Life is a strange, twisted thing. Even when we think we have the best of intentions, everything can go all wrong. Sometimes we don’t have all the information we need; sometimes forces beyond our control sweep in and all we can do is pick up the pieces. Sometimes those forces even take the form of other people.
Dan is overall a sweet kid. In 2007, he’s vacationing in Costa Rica and runs into a girl trying to buy “crema frío.” He corrects her, telling her that ice cream in Spanish is “helado,” and she thanks him and runs off. What could have been a chance encounter becomes something more when she finds him again the next day and introduces him to two of her friends. Phoebe, the ice cream girl, and Ellen and Jesse soon become Dan’s companions for the rest of his vacation. Those few days are a portrait of four young people brought together by either fate or chance. They connect easily, as young adults often do, and when they part, it is bittersweet. Reading their connection felt like seeing the birth of a new friendship, one which will now be split apart by hundreds of miles. This, however, is friendship in the age of cell phones, where miles don’t matter quite as much as how many minutes you have on your plan.
Unfortunately, the light-hearted joy of college kids and their easy connections soon fades away. Dan returns home to tragedy, and when he is able to get his life together again, he does not return to Costa Rica or to anything that might remind him of the brief friendship that sprang up. Instead, he goes to Las Vegas, looking for new opportunities there. He’ll find more opportunities than he could have ever bargained for, but as with so many, they come with a price. He will soon be led down a path of illicit sex and drugs, one that threatens to tear him away from all he holds dear, even from himself.
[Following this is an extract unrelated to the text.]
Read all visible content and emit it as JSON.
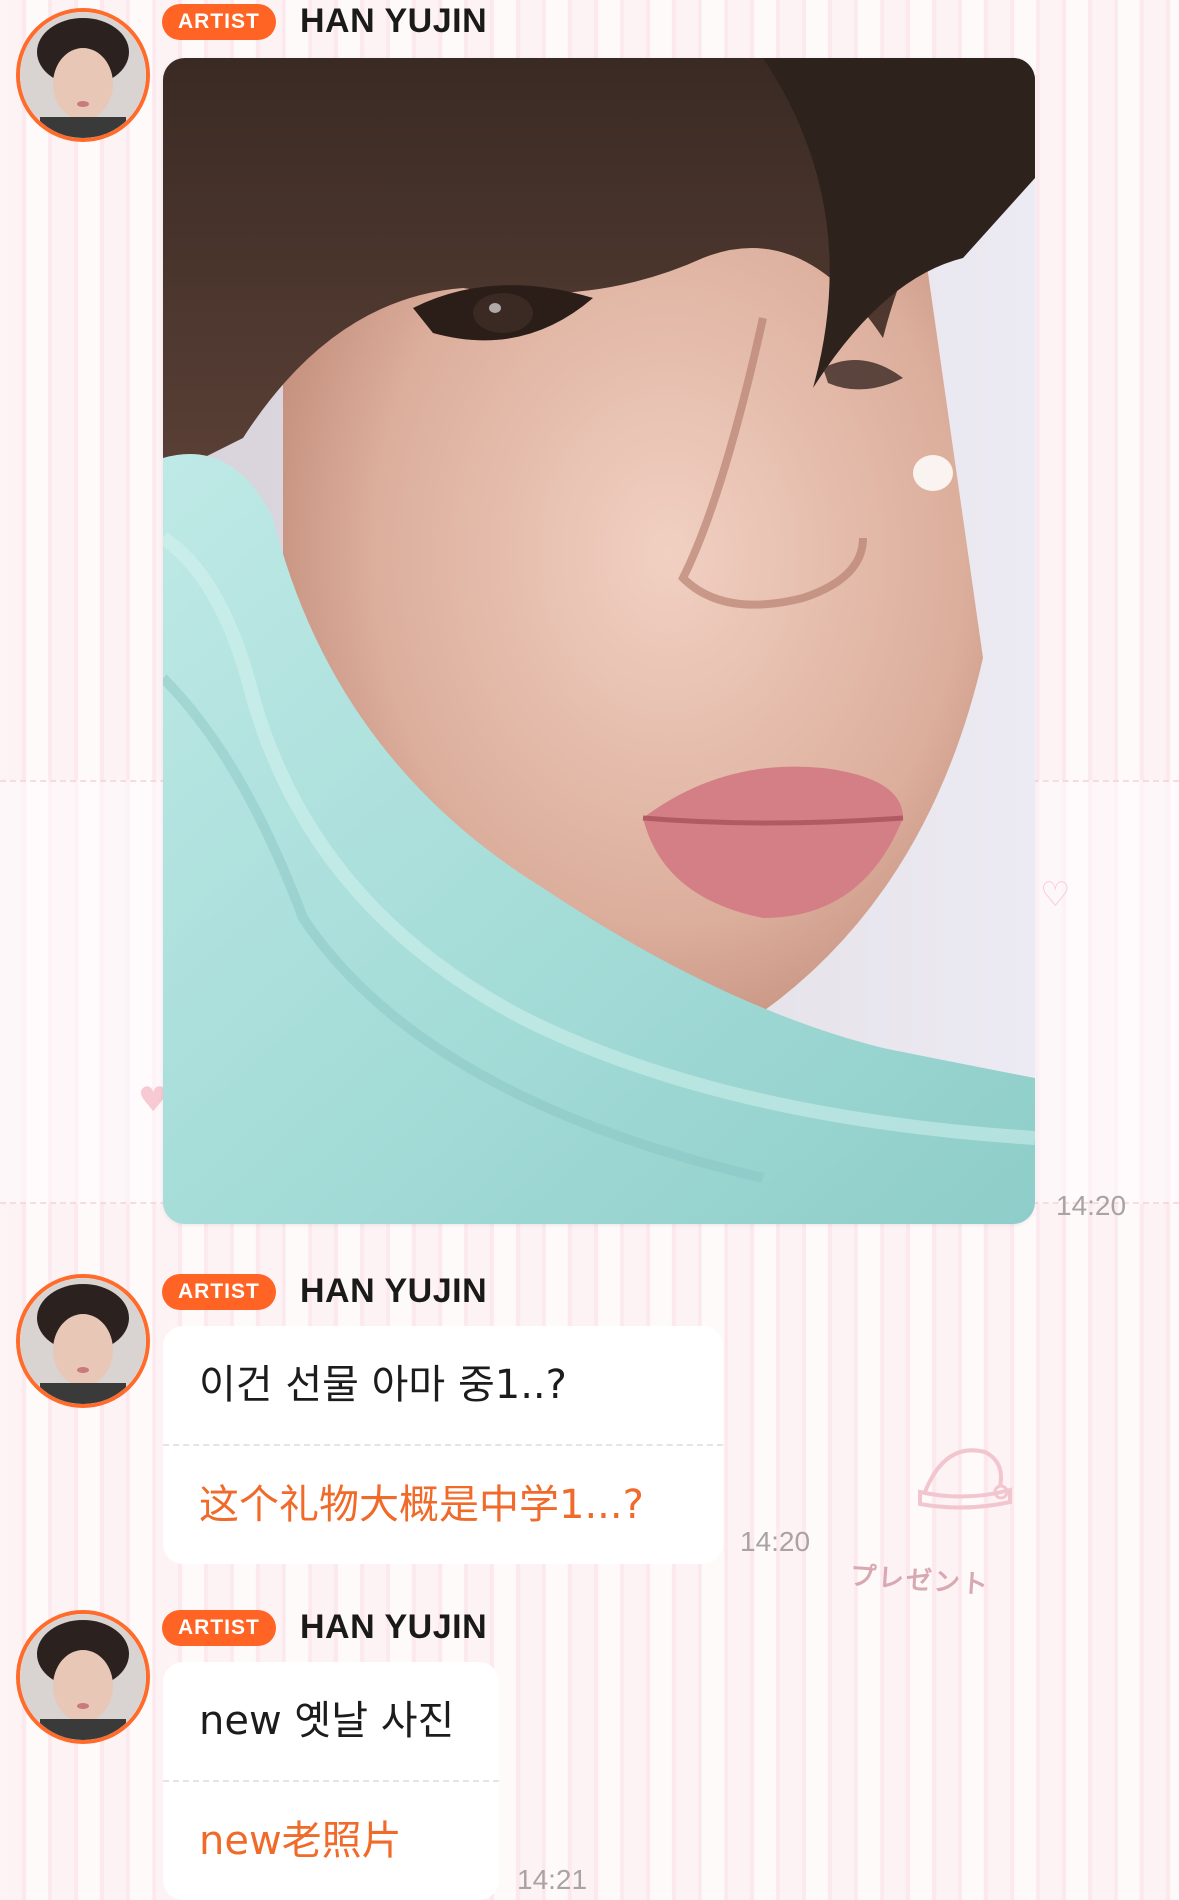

Ugly Things We Hide is a stirring portrait of a young man trying to find his way in a world that seems to have no clear way forward. The language is by turns lyrical and sparse, and McIvor has a gift for presenting characters succinctly and deeply, something I once thought impossible. The characters speak for themselves rather than forcing the author to describe them, and that makes them – and the book – all the more real.
In a world full of books about young people trying to find their way, Ugly Things We Hide deserves to rise above the competition. I can’t recommend it highly enough.
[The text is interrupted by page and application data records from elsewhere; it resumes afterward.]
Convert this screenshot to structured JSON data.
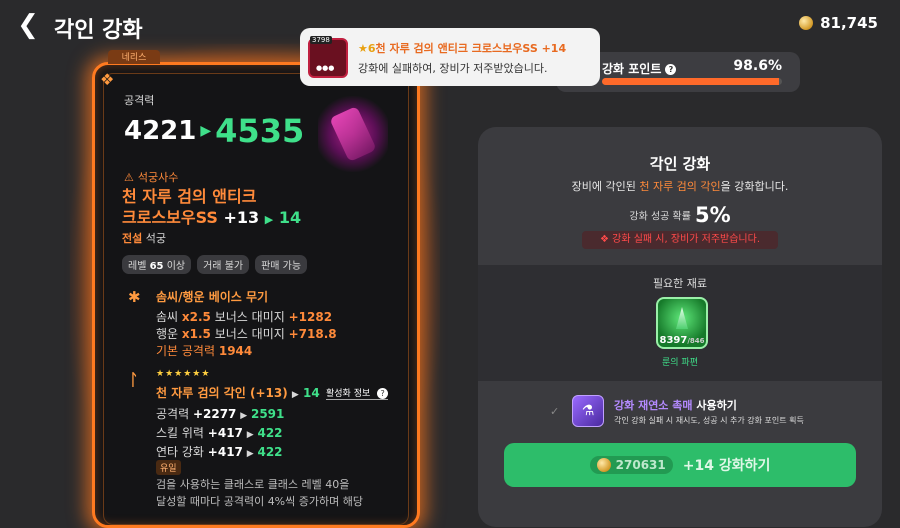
{
  "header": {
    "back_icon": "chevron-left-icon",
    "title": "각인 강화",
    "gold": "81,745"
  },
  "card": {
    "tab_label": "네리스",
    "attack_label": "공격력",
    "attack_old": "4221",
    "attack_new": "4535",
    "class_label": "석궁사수",
    "item_name_line1": "천 자루 검의 앤티크",
    "item_name_line2": "크로스보우SS",
    "item_level": "+13",
    "item_level_new": "14",
    "grade_type": "전설",
    "grade_weapon": "석궁",
    "tags": [
      {
        "pre": "레벨 ",
        "bold": "65",
        "post": " 이상"
      },
      {
        "pre": "거래 불가",
        "bold": "",
        "post": ""
      },
      {
        "pre": "판매 가능",
        "bold": "",
        "post": ""
      }
    ],
    "base_title": "솜씨/행운 베이스 무기",
    "base_stats": [
      {
        "label": "솜씨 ",
        "mult": "x2.5",
        "text": " 보너스 대미지 ",
        "value": "+1282"
      },
      {
        "label": "행운 ",
        "mult": "x1.5",
        "text": " 보너스 대미지 ",
        "value": "+718.8"
      }
    ],
    "base_atk_label": "기본 공격력",
    "base_atk_value": "1944",
    "stars": "★★★★★★",
    "engrave_title": "천 자루 검의 각인 (+13)",
    "engrave_new": "14",
    "activation_info": "활성화 정보",
    "engrave_stats": [
      {
        "label": "공격력 ",
        "old": "+2277",
        "new": "2591"
      },
      {
        "label": "스킬 위력 ",
        "old": "+417",
        "new": "422"
      },
      {
        "label": "연타 강화 ",
        "old": "+417",
        "new": "422"
      }
    ],
    "unique_badge": "유일",
    "desc_line1": "검을 사용하는 클래스로 클래스 레벨 40을",
    "desc_line2": "달성할 때마다 공격력이 4%씩 증가하며 해당"
  },
  "notification": {
    "thumb_tag": "3798",
    "star_level": "★6",
    "title": "천 자루 검의 앤티크 크로스보우SS +14",
    "body": "강화에 실패하여, 장비가 저주받았습니다."
  },
  "enhance_point": {
    "label": "강화 포인트",
    "value": "98.6%",
    "fill_pct": 98.6
  },
  "panel": {
    "title": "각인 강화",
    "sub_pre": "장비에 각인된 ",
    "sub_item": "천 자루 검의 각인",
    "sub_post": "을 강화합니다.",
    "rate_label": "강화 성공 확률",
    "rate_value": "5%",
    "warning": "강화 실패 시, 장비가 저주받습니다.",
    "material_label": "필요한 재료",
    "material_count": "8397",
    "material_need": "/846",
    "material_name": "룬의 파편",
    "use_title_highlight": "강화 재연소 촉매",
    "use_title_rest": " 사용하기",
    "use_desc": "각인 강화 실패 시 재시도, 성공 시 추가 강화 포인트 획득",
    "button_cost": "270631",
    "button_label": "+14 강화하기"
  },
  "colors": {
    "accent_orange": "#ff8a3a",
    "success_green": "#3fe08a",
    "button_green": "#2dbd6a",
    "warning_red": "#ff4a4a"
  }
}
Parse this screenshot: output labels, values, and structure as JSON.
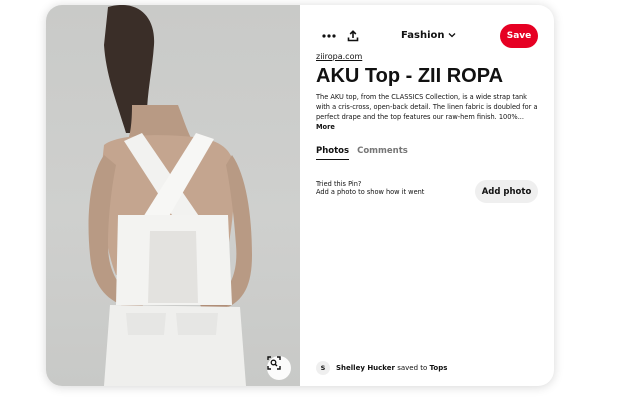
{
  "pin": {
    "image_alt": "Woman wearing a white linen cross-back tank top and white trousers",
    "source_domain": "ziiropa.com",
    "title": "AKU Top - ZII ROPA",
    "description": "The AKU top, from the CLASSICS Collection, is a wide strap tank with a cris-cross, open-back detail. The linen fabric is doubled for a perfect drape and the top features our raw-hem finish. 100%...",
    "more_label": "More"
  },
  "toolbar": {
    "board_name": "Fashion",
    "save_label": "Save"
  },
  "tabs": [
    {
      "label": "Photos",
      "active": true
    },
    {
      "label": "Comments",
      "active": false
    }
  ],
  "tried": {
    "heading": "Tried this Pin?",
    "subtext": "Add a photo to show how it went",
    "button_label": "Add photo"
  },
  "saved_by": {
    "avatar_initial": "S",
    "user": "Shelley Hucker",
    "verb": "saved to",
    "board": "Tops"
  },
  "colors": {
    "save_red": "#e60023",
    "button_gray": "#efefef"
  }
}
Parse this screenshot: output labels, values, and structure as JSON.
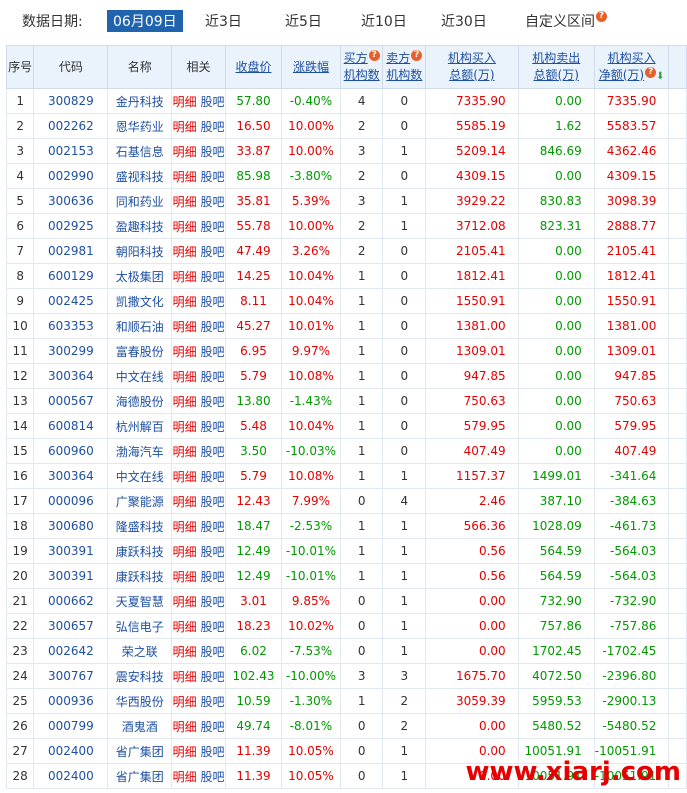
{
  "filter": {
    "label": "数据日期:",
    "options": [
      "06月09日",
      "近3日",
      "近5日",
      "近10日",
      "近30日",
      "自定义区间"
    ],
    "active_index": 0,
    "help_icon": "?"
  },
  "table": {
    "headers": {
      "idx": "序号",
      "code": "代码",
      "name": "名称",
      "rel": "相关",
      "close": "收盘价",
      "change": "涨跌幅",
      "buy_cnt_1": "买方",
      "buy_cnt_2": "机构数",
      "sell_cnt_1": "卖方",
      "sell_cnt_2": "机构数",
      "buy_amt_1": "机构买入",
      "buy_amt_2": "总额(万)",
      "sell_amt_1": "机构卖出",
      "sell_amt_2": "总额(万)",
      "net_1": "机构买入",
      "net_2": "净额(万)"
    },
    "rel_detail": "明细",
    "rel_forum": "股吧",
    "rows": [
      {
        "idx": "1",
        "code": "300829",
        "name": "金丹科技",
        "close": "57.80",
        "change": "-0.40%",
        "bc": "4",
        "sc": "0",
        "ba": "7335.90",
        "sa": "0.00",
        "net": "7335.90"
      },
      {
        "idx": "2",
        "code": "002262",
        "name": "恩华药业",
        "close": "16.50",
        "change": "10.00%",
        "bc": "2",
        "sc": "0",
        "ba": "5585.19",
        "sa": "1.62",
        "net": "5583.57"
      },
      {
        "idx": "3",
        "code": "002153",
        "name": "石基信息",
        "close": "33.87",
        "change": "10.00%",
        "bc": "3",
        "sc": "1",
        "ba": "5209.14",
        "sa": "846.69",
        "net": "4362.46"
      },
      {
        "idx": "4",
        "code": "002990",
        "name": "盛视科技",
        "close": "85.98",
        "change": "-3.80%",
        "bc": "2",
        "sc": "0",
        "ba": "4309.15",
        "sa": "0.00",
        "net": "4309.15"
      },
      {
        "idx": "5",
        "code": "300636",
        "name": "同和药业",
        "close": "35.81",
        "change": "5.39%",
        "bc": "3",
        "sc": "1",
        "ba": "3929.22",
        "sa": "830.83",
        "net": "3098.39"
      },
      {
        "idx": "6",
        "code": "002925",
        "name": "盈趣科技",
        "close": "55.78",
        "change": "10.00%",
        "bc": "2",
        "sc": "1",
        "ba": "3712.08",
        "sa": "823.31",
        "net": "2888.77"
      },
      {
        "idx": "7",
        "code": "002981",
        "name": "朝阳科技",
        "close": "47.49",
        "change": "3.26%",
        "bc": "2",
        "sc": "0",
        "ba": "2105.41",
        "sa": "0.00",
        "net": "2105.41"
      },
      {
        "idx": "8",
        "code": "600129",
        "name": "太极集团",
        "close": "14.25",
        "change": "10.04%",
        "bc": "1",
        "sc": "0",
        "ba": "1812.41",
        "sa": "0.00",
        "net": "1812.41"
      },
      {
        "idx": "9",
        "code": "002425",
        "name": "凯撒文化",
        "close": "8.11",
        "change": "10.04%",
        "bc": "1",
        "sc": "0",
        "ba": "1550.91",
        "sa": "0.00",
        "net": "1550.91"
      },
      {
        "idx": "10",
        "code": "603353",
        "name": "和顺石油",
        "close": "45.27",
        "change": "10.01%",
        "bc": "1",
        "sc": "0",
        "ba": "1381.00",
        "sa": "0.00",
        "net": "1381.00"
      },
      {
        "idx": "11",
        "code": "300299",
        "name": "富春股份",
        "close": "6.95",
        "change": "9.97%",
        "bc": "1",
        "sc": "0",
        "ba": "1309.01",
        "sa": "0.00",
        "net": "1309.01"
      },
      {
        "idx": "12",
        "code": "300364",
        "name": "中文在线",
        "close": "5.79",
        "change": "10.08%",
        "bc": "1",
        "sc": "0",
        "ba": "947.85",
        "sa": "0.00",
        "net": "947.85"
      },
      {
        "idx": "13",
        "code": "000567",
        "name": "海德股份",
        "close": "13.80",
        "change": "-1.43%",
        "bc": "1",
        "sc": "0",
        "ba": "750.63",
        "sa": "0.00",
        "net": "750.63"
      },
      {
        "idx": "14",
        "code": "600814",
        "name": "杭州解百",
        "close": "5.48",
        "change": "10.04%",
        "bc": "1",
        "sc": "0",
        "ba": "579.95",
        "sa": "0.00",
        "net": "579.95"
      },
      {
        "idx": "15",
        "code": "600960",
        "name": "渤海汽车",
        "close": "3.50",
        "change": "-10.03%",
        "bc": "1",
        "sc": "0",
        "ba": "407.49",
        "sa": "0.00",
        "net": "407.49"
      },
      {
        "idx": "16",
        "code": "300364",
        "name": "中文在线",
        "close": "5.79",
        "change": "10.08%",
        "bc": "1",
        "sc": "1",
        "ba": "1157.37",
        "sa": "1499.01",
        "net": "-341.64"
      },
      {
        "idx": "17",
        "code": "000096",
        "name": "广聚能源",
        "close": "12.43",
        "change": "7.99%",
        "bc": "0",
        "sc": "4",
        "ba": "2.46",
        "sa": "387.10",
        "net": "-384.63"
      },
      {
        "idx": "18",
        "code": "300680",
        "name": "隆盛科技",
        "close": "18.47",
        "change": "-2.53%",
        "bc": "1",
        "sc": "1",
        "ba": "566.36",
        "sa": "1028.09",
        "net": "-461.73"
      },
      {
        "idx": "19",
        "code": "300391",
        "name": "康跃科技",
        "close": "12.49",
        "change": "-10.01%",
        "bc": "1",
        "sc": "1",
        "ba": "0.56",
        "sa": "564.59",
        "net": "-564.03"
      },
      {
        "idx": "20",
        "code": "300391",
        "name": "康跃科技",
        "close": "12.49",
        "change": "-10.01%",
        "bc": "1",
        "sc": "1",
        "ba": "0.56",
        "sa": "564.59",
        "net": "-564.03"
      },
      {
        "idx": "21",
        "code": "000662",
        "name": "天夏智慧",
        "close": "3.01",
        "change": "9.85%",
        "bc": "0",
        "sc": "1",
        "ba": "0.00",
        "sa": "732.90",
        "net": "-732.90"
      },
      {
        "idx": "22",
        "code": "300657",
        "name": "弘信电子",
        "close": "18.23",
        "change": "10.02%",
        "bc": "0",
        "sc": "1",
        "ba": "0.00",
        "sa": "757.86",
        "net": "-757.86"
      },
      {
        "idx": "23",
        "code": "002642",
        "name": "荣之联",
        "close": "6.02",
        "change": "-7.53%",
        "bc": "0",
        "sc": "1",
        "ba": "0.00",
        "sa": "1702.45",
        "net": "-1702.45"
      },
      {
        "idx": "24",
        "code": "300767",
        "name": "震安科技",
        "close": "102.43",
        "change": "-10.00%",
        "bc": "3",
        "sc": "3",
        "ba": "1675.70",
        "sa": "4072.50",
        "net": "-2396.80"
      },
      {
        "idx": "25",
        "code": "000936",
        "name": "华西股份",
        "close": "10.59",
        "change": "-1.30%",
        "bc": "1",
        "sc": "2",
        "ba": "3059.39",
        "sa": "5959.53",
        "net": "-2900.13"
      },
      {
        "idx": "26",
        "code": "000799",
        "name": "酒鬼酒",
        "close": "49.74",
        "change": "-8.01%",
        "bc": "0",
        "sc": "2",
        "ba": "0.00",
        "sa": "5480.52",
        "net": "-5480.52"
      },
      {
        "idx": "27",
        "code": "002400",
        "name": "省广集团",
        "close": "11.39",
        "change": "10.05%",
        "bc": "0",
        "sc": "1",
        "ba": "0.00",
        "sa": "10051.91",
        "net": "-10051.91"
      },
      {
        "idx": "28",
        "code": "002400",
        "name": "省广集团",
        "close": "11.39",
        "change": "10.05%",
        "bc": "0",
        "sc": "1",
        "ba": "0.00",
        "sa": "10051.91",
        "net": "-10051.91"
      }
    ]
  },
  "watermark": "www.xiarj.com",
  "colors": {
    "up": "#e60000",
    "down": "#009900",
    "link": "#1e50a2",
    "header_bg": "#eaf2fb",
    "active_bg": "#1f64ad"
  }
}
Chris Hayden has been working at City Book Review since 2012, so that makes him the keeper of knowledge. He manages the office and book reviewers (all 200 of them!), which is no small feat. If you’re looking at the book reviews here, you’re seeing them because he sent the books out for review. Without him, this place would fall apart, because no one else in the office knows how to use the postage machine. Two words: job security.
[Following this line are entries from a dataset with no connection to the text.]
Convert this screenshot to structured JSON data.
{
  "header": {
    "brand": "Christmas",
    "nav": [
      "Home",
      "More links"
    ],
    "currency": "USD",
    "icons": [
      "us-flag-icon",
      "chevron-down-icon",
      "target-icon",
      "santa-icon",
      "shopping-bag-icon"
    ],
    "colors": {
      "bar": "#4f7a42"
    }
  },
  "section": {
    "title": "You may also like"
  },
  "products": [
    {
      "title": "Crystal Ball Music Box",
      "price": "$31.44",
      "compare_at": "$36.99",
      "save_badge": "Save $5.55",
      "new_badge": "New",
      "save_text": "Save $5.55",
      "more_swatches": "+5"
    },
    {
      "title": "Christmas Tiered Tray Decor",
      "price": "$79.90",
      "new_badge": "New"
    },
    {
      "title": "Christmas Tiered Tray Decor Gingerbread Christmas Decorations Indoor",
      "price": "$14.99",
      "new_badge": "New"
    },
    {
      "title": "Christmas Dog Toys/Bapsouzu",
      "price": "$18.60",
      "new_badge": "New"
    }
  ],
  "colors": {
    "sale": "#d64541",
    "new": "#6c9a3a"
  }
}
|Author||M. Ocampo McIvor|
|Page Count||281 pages|
|Publisher||Amazon Digital Services|
|Amazon||Buy this Book|